A biologist establishes an exclosure fence to protect piping plovers on a Maine beach. (Photo courtesy Maine Audubon)
In 1981, when Maine Audubon began its piping plover monitoring and protection program, only 10 pairs of plovers were nesting in Maine, where they produced just nine chicks. In 2001, a record 109 piping plover chicks fledged.

These numbers reflect the growth of the Atlantic coastal population as a whole - in 1986, just 790 breeding pairs were counted along the coast from South Carolina to Newfoundland, Canada; in 2002, that number had grown to 1,690.

The Maine Audubon model has led the way for other plover protection programs as well. In Michigan, for example, volunteers spent more than 3,000 hours during the 2004 nesting season patrolling shorelines in state parks and educating visitors about the need to protect the endangered plovers. The Great Lakes population now averages around 50 pairs, up from a low point of just 12 nests. In the northern Great Plains region around 1,290 pairs of plovers nest each year.

Of course, the piping plover still faces a number of obstacles on the road to full recovery. In May 2005, a strong nor'easter blew waves across Wells Beach and wiped out all six of the beach's nests - a total of 24 unhatched eggs - in a single day. The beleaguered birds dug in and built new nests, but the late start meant they had to share the sands with warm weather beachgoers.

"It was awful," Mamone said, to lose so many nests so early in the season. "Once tourist season sets in, it's so much harder for the birds to raise those chicks."

It's hard enough for the plovers to weather such natural disasters without also facing continuing danger from humans. On nearby Ogunquit Beach, the plovers met a different kind of disaster this year - Fourth of July revelers. Although the Ogunquit town council rejected a request to hold a large fireworks display on the beach that night, a few people still decided to celebrate the holiday by illegally camping on the beach and setting off their own fireworks. The next morning, a recently hatched plover chick had vanished.


Piping plover chicks are miniature balls of fluff that cannot fly for 25 days after they are hatched. (Photo by Richard Kuzminski courtesy USFWS)
State wildlife officials had been working with officials from the town of Ogunquit for six months to find a way for the fireworks display to be held without endangering the birds. However, the group seeking a display had never submitted a permit application spelling out how they would meet the requirements that they protect the birds during the Fourth of July celebrations.

"Piping plovers and beachgoers have coexisted in Maine for years," wrote Jones following the Fourth of July. Maine Audubon is working with interested parties to "find a solution that allows piping plover protection and a July 4 firework celebration in 2006, if the town wants one."

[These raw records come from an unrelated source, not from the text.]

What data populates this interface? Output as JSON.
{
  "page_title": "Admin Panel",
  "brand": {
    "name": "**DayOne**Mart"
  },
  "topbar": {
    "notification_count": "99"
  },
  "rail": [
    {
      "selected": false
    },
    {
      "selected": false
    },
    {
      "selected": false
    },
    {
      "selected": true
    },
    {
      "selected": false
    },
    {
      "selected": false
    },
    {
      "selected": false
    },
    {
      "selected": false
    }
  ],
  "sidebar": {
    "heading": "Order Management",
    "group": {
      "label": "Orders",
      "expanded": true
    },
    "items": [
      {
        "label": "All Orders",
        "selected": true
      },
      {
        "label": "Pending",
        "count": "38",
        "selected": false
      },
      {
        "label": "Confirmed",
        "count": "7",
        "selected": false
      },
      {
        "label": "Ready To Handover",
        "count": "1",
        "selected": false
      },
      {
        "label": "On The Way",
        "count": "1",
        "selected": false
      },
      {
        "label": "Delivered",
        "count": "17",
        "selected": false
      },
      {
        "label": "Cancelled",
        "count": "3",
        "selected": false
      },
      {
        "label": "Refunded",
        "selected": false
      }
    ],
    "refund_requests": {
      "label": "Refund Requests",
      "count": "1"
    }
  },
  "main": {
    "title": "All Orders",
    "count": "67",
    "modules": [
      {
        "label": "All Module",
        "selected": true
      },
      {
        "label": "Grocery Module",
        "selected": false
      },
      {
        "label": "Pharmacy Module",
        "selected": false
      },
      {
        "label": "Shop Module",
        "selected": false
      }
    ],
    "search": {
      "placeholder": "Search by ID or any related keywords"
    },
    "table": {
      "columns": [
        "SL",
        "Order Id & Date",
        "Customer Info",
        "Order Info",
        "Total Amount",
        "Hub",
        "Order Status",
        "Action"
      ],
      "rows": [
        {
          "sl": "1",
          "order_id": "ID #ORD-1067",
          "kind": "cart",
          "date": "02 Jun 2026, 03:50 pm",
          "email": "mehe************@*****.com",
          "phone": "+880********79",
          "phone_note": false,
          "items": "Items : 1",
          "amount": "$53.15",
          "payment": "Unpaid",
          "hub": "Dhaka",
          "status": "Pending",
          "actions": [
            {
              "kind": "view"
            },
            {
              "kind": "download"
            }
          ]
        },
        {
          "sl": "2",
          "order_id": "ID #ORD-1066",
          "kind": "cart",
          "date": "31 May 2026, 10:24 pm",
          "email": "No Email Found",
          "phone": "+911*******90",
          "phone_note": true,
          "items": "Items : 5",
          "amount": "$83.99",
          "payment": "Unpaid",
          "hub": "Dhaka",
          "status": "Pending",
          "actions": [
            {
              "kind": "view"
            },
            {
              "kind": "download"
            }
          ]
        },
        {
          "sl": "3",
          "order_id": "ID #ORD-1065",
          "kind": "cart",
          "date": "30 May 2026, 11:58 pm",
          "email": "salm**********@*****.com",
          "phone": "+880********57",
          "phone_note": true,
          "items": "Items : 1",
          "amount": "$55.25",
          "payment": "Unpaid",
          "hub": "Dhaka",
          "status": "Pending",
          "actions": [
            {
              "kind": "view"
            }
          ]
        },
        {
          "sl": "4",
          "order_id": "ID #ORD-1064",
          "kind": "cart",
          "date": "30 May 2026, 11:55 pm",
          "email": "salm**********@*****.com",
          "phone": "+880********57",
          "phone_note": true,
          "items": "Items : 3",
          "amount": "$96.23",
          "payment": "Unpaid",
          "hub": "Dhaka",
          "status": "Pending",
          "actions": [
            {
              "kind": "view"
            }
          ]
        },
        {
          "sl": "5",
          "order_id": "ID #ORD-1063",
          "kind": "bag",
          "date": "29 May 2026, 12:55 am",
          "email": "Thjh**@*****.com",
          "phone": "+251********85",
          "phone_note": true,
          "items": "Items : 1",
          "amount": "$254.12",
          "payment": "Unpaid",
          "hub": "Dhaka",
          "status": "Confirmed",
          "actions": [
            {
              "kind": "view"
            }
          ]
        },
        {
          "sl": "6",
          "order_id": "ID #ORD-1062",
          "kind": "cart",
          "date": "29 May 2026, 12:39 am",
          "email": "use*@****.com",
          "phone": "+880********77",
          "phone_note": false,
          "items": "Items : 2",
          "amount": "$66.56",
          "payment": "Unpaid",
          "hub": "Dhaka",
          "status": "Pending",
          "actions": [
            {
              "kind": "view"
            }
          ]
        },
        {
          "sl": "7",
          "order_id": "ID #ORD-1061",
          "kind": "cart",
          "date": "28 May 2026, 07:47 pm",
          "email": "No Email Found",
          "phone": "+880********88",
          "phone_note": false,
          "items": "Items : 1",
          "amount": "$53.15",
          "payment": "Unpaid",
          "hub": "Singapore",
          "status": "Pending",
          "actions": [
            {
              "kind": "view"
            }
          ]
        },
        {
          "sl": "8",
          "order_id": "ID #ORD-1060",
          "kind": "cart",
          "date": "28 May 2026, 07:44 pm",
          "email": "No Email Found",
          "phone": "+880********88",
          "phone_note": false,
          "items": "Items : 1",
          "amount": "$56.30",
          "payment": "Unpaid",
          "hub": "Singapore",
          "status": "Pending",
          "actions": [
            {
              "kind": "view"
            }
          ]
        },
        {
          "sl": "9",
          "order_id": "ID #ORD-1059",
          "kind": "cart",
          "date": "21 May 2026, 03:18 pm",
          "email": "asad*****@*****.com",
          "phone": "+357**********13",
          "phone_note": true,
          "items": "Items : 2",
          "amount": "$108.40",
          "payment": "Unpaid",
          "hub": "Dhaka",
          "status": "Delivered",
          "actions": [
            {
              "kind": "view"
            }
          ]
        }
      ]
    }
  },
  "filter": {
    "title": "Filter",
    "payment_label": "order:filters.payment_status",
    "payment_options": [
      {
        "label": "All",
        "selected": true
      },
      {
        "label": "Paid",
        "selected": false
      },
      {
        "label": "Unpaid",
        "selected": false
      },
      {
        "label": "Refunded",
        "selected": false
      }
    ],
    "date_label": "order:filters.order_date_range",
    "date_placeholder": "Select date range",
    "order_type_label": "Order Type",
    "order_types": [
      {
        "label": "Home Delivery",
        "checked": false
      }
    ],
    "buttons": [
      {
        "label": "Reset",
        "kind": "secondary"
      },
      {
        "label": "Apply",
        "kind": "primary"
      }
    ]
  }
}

Despite their ongoing problems, there is no doubt that piping plovers are better off now than when they were first listed under the Endangered Species Act. Without the legal protections provided by the law, successful protection programs like the one spearheaded by Maine Audubon would never have gotten off the ground. Endangered Species Act listing has raised the profile of these beautiful shorebirds, leading people who had never before noticed their avian neighbors to take an active role in their protection.

"Once they're educated, the homeowners along these beaches see the plover and fall in love with it," said Mamone. "They're so excited when they find a nest on their beach, they can't wait to call me!"

{Former Environment News Service Washington Bureau Chief and bird lover Cat Lazaroff now serves as policy press secretary for Earthjustice.}